Sweet-tasting fiber, not added sugar
Among the most common dietary fiber food ingredients is chicory-root fiber, also known as inulin. Although it currently is not on the F.D.A.'s list of fiber ingredients, per the agency’s May 20 definition of dietary fiber, major suppliers jointly submitted a petition to the agency on Sept. 12 requesting this ingredient, in its varied forms, be added to the list. Prior to the May 20 rule, suppliers and manufacturers qualified and quantified chicory-root-fiber inulin as dietary fiber by AOAC analysis.

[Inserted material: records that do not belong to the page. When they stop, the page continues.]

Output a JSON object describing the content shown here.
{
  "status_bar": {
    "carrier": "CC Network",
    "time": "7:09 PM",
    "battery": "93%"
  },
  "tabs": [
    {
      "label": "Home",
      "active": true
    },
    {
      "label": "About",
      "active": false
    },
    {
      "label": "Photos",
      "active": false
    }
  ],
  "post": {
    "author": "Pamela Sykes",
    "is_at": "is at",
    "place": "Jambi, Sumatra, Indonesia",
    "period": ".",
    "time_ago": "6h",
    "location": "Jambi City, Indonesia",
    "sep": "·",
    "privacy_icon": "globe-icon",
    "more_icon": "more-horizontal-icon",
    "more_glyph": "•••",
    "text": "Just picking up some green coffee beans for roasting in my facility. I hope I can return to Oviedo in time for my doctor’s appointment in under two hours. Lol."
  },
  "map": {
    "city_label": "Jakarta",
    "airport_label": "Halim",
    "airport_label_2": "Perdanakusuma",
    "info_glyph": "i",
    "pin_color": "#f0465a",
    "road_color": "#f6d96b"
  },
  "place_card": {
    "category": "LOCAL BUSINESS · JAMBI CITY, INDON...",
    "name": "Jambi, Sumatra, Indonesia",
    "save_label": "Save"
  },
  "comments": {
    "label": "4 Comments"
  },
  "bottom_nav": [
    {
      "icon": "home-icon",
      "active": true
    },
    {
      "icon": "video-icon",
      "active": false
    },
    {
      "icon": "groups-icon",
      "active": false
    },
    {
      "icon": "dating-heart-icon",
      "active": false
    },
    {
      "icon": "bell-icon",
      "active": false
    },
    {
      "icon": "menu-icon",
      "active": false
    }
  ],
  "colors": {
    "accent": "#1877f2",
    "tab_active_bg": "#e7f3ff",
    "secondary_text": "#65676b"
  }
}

The petition provided the F.D.A. with comprehensive studies showing that chicory root fiber inulin meets the F.D.A.’s dietary fiber definition as an isolated or synthetic non-digestible carbohydrate (with three or more monomeric units) determined by the F.D.A. to have physiological effects beneficial to human health.
“Inulin-type fructans from chicory are one of the most studied food ingredients in the world,” Mr. Volz said. “It is defined as fiber in Europe, Canada and the rest of the world. We are very confident it will be defined as fiber as we go through this process with the F.D.A., possibly even before the year ends.”
Such recognition will assist bakers in their efforts to boost what the F.D.A. calls a “nutrient of concern” in baked goods to help consumers meet their daily requirements of dietary fiber. Its use will also help reduce added sugars in baked goods. Its “not a sugar” status is supported by written legal analysis from Covington & Burling LLP, which specializes in food law. The firm determined that chicory root fiber inulin ingredients, which have varying degrees of sweetness, do not fit the F.D.A.’s definition of added sugar. This means that chicory root fiber inulin ingredients can assist with taking sugar out and putting dietary fiber into baked goods.
These are dietary fibers that provide natural sweetness at only 2 calories per gram vs. sugar’s 4 calories per gram. Some ingredients provide more sweetness than others, and their ability to work synergistically with other no-added-sugar sweetening systems varies, too.